Prompt: Would you restate the entries below exactly, keeping every line?

Given information:

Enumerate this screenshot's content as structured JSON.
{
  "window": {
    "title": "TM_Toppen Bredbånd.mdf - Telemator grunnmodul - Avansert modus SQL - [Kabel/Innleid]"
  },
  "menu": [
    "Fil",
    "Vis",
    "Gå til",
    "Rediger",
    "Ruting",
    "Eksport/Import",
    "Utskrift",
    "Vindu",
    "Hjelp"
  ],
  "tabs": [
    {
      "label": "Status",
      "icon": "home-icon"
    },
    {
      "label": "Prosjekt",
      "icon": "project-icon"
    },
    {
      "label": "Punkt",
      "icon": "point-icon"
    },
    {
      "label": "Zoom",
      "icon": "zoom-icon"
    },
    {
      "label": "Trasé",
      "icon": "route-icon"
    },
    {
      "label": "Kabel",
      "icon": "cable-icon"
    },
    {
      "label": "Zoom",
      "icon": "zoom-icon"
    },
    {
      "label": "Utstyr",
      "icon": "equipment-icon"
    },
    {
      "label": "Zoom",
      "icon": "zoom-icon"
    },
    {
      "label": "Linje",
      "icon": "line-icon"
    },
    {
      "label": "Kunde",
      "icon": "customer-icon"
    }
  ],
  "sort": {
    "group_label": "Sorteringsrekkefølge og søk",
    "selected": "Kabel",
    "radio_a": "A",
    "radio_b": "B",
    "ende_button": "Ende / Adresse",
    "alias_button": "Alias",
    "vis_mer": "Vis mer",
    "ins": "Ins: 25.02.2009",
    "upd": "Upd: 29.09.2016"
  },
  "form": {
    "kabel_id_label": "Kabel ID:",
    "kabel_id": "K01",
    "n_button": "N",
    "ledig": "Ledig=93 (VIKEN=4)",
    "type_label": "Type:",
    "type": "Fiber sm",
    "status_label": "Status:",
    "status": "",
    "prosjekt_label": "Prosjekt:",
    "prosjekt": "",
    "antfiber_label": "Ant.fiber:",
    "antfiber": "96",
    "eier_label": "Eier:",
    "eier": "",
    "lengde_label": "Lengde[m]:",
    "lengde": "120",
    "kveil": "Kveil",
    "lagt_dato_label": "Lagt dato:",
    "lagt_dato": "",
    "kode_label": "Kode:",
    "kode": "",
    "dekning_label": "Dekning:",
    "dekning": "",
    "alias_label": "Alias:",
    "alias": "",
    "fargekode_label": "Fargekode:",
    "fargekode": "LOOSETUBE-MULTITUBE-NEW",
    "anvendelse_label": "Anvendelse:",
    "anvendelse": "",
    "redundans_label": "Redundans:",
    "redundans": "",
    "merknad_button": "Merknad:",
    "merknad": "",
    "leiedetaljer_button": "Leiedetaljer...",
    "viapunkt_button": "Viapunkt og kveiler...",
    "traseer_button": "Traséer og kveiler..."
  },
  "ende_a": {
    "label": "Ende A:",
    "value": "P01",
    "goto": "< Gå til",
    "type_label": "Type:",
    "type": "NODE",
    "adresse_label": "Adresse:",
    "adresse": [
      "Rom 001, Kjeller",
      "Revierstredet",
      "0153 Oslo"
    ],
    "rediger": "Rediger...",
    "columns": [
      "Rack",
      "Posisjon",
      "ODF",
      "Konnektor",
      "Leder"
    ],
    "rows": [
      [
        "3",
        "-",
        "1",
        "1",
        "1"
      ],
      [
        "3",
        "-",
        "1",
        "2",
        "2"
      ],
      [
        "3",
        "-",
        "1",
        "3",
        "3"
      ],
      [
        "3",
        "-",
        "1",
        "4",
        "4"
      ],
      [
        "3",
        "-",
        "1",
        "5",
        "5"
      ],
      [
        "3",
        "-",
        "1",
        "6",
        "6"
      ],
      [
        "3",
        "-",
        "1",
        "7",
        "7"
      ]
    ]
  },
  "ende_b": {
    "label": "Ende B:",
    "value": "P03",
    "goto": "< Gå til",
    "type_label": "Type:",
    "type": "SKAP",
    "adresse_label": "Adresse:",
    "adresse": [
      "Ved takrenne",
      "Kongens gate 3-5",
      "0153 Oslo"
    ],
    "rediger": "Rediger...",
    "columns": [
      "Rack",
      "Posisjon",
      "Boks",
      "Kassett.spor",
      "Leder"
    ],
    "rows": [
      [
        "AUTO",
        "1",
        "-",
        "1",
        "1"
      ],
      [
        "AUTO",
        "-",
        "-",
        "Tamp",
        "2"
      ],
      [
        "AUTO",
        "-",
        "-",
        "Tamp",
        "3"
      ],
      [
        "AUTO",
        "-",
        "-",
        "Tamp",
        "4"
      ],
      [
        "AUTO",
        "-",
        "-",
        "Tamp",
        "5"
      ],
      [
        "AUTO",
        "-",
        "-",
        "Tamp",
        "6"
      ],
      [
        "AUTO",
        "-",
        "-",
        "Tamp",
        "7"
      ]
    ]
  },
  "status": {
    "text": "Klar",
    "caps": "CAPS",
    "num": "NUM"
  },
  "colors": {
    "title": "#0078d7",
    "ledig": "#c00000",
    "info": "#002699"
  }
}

Reply to the task:
Enumerate this screenshot's content as structured JSON.
{
  "window": {
    "title": "TM_Toppen Bredbånd.mdf - Telemator grunnmodul - Avansert modus SQL - [Kabel/Innleid]"
  },
  "menu": [
    "Fil",
    "Vis",
    "Gå til",
    "Rediger",
    "Ruting",
    "Eksport/Import",
    "Utskrift",
    "Vindu",
    "Hjelp"
  ],
  "tabs": [
    {
      "label": "Status",
      "icon": "home-icon"
    },
    {
      "label": "Prosjekt",
      "icon": "project-icon"
    },
    {
      "label": "Punkt",
      "icon": "point-icon"
    },
    {
      "label": "Zoom",
      "icon": "zoom-icon"
    },
    {
      "label": "Trasé",
      "icon": "route-icon"
    },
    {
      "label": "Kabel",
      "icon": "cable-icon"
    },
    {
      "label": "Zoom",
      "icon": "zoom-icon"
    },
    {
      "label": "Utstyr",
      "icon": "equipment-icon"
    },
    {
      "label": "Zoom",
      "icon": "zoom-icon"
    },
    {
      "label": "Linje",
      "icon": "line-icon"
    },
    {
      "label": "Kunde",
      "icon": "customer-icon"
    }
  ],
  "sort": {
    "group_label": "Sorteringsrekkefølge og søk",
    "selected": "Kabel",
    "radio_a": "A",
    "radio_b": "B",
    "ende_button": "Ende / Adresse",
    "alias_button": "Alias",
    "vis_mer": "Vis mer",
    "ins": "Ins: 25.02.2009",
    "upd": "Upd: 29.09.2016"
  },
  "form": {
    "kabel_id_label": "Kabel ID:",
    "kabel_id": "K01",
    "n_button": "N",
    "ledig": "Ledig=93 (VIKEN=4)",
    "type_label": "Type:",
    "type": "Fiber sm",
    "status_label": "Status:",
    "status": "",
    "prosjekt_label": "Prosjekt:",
    "prosjekt": "",
    "antfiber_label": "Ant.fiber:",
    "antfiber": "96",
    "eier_label": "Eier:",
    "eier": "",
    "lengde_label": "Lengde[m]:",
    "lengde": "120",
    "kveil": "Kveil",
    "lagt_dato_label": "Lagt dato:",
    "lagt_dato": "",
    "kode_label": "Kode:",
    "kode": "",
    "dekning_label": "Dekning:",
    "dekning": "",
    "alias_label": "Alias:",
    "alias": "",
    "fargekode_label": "Fargekode:",
    "fargekode": "LOOSETUBE-MULTITUBE-NEW",
    "anvendelse_label": "Anvendelse:",
    "anvendelse": "",
    "redundans_label": "Redundans:",
    "redundans": "",
    "merknad_button": "Merknad:",
    "merknad": "",
    "leiedetaljer_button": "Leiedetaljer...",
    "viapunkt_button": "Viapunkt og kveiler...",
    "traseer_button": "Traséer og kveiler..."
  },
  "ende_a": {
    "label": "Ende A:",
    "value": "P01",
    "goto": "< Gå til",
    "type_label": "Type:",
    "type": "NODE",
    "adresse_label": "Adresse:",
    "adresse": [
      "Rom 001, Kjeller",
      "Revierstredet",
      "0153 Oslo"
    ],
    "rediger": "Rediger...",
    "columns": [
      "Rack",
      "Posisjon",
      "ODF",
      "Konnektor",
      "Leder"
    ],
    "rows": [
      [
        "3",
        "-",
        "1",
        "1",
        "1"
      ],
      [
        "3",
        "-",
        "1",
        "2",
        "2"
      ],
      [
        "3",
        "-",
        "1",
        "3",
        "3"
      ],
      [
        "3",
        "-",
        "1",
        "4",
        "4"
      ],
      [
        "3",
        "-",
        "1",
        "5",
        "5"
      ],
      [
        "3",
        "-",
        "1",
        "6",
        "6"
      ],
      [
        "3",
        "-",
        "1",
        "7",
        "7"
      ]
    ]
  },
  "ende_b": {
    "label": "Ende B:",
    "value": "P03",
    "goto": "< Gå til",
    "type_label": "Type:",
    "type": "SKAP",
    "adresse_label": "Adresse:",
    "adresse": [
      "Ved takrenne",
      "Kongens gate 3-5",
      "0153 Oslo"
    ],
    "rediger": "Rediger...",
    "columns": [
      "Rack",
      "Posisjon",
      "Boks",
      "Kassett.spor",
      "Leder"
    ],
    "rows": [
      [
        "AUTO",
        "1",
        "-",
        "1",
        "1"
      ],
      [
        "AUTO",
        "-",
        "-",
        "Tamp",
        "2"
      ],
      [
        "AUTO",
        "-",
        "-",
        "Tamp",
        "3"
      ],
      [
        "AUTO",
        "-",
        "-",
        "Tamp",
        "4"
      ],
      [
        "AUTO",
        "-",
        "-",
        "Tamp",
        "5"
      ],
      [
        "AUTO",
        "-",
        "-",
        "Tamp",
        "6"
      ],
      [
        "AUTO",
        "-",
        "-",
        "Tamp",
        "7"
      ]
    ]
  },
  "status": {
    "text": "Klar",
    "caps": "CAPS",
    "num": "NUM"
  },
  "colors": {
    "title": "#0078d7",
    "ledig": "#c00000",
    "info": "#002699"
  }
}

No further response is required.